(WORKING DATA begins)

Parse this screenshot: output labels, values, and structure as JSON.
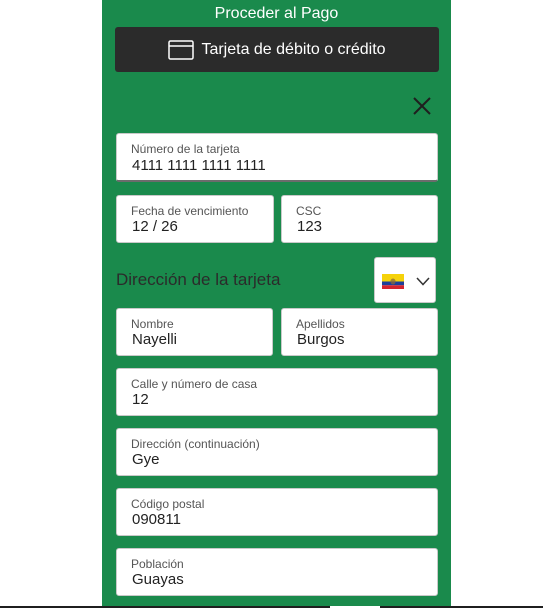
{
  "header": {
    "title": "Proceder al Pago"
  },
  "payment_method": {
    "label": "Tarjeta de débito o crédito",
    "icon": "credit-card-icon"
  },
  "close": {
    "icon": "close-icon"
  },
  "card": {
    "number_label": "Número de la tarjeta",
    "number_value": "4111 1111 1111 1111",
    "expiry_label": "Fecha de vencimiento",
    "expiry_value": "12 / 26",
    "csc_label": "CSC",
    "csc_value": "123"
  },
  "address": {
    "section_title": "Dirección de la tarjeta",
    "country_flag": "ecuador-flag-icon",
    "first_name_label": "Nombre",
    "first_name_value": "Nayelli",
    "last_name_label": "Apellidos",
    "last_name_value": "Burgos",
    "street_label": "Calle y número de casa",
    "street_value": "12",
    "street2_label": "Dirección (continuación)",
    "street2_value": "Gye",
    "postal_label": "Código postal",
    "postal_value": "090811",
    "city_label": "Población",
    "city_value": "Guayas"
  },
  "colors": {
    "panel": "#1a8a4c",
    "button": "#2b2b2b",
    "field_bg": "#ffffff"
  }
}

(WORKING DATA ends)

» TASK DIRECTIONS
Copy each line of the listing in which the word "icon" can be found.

» ANSWER BOX
    "icon": "credit-card-icon"
    "icon": "close-icon"
    "country_flag": "ecuador-flag-icon",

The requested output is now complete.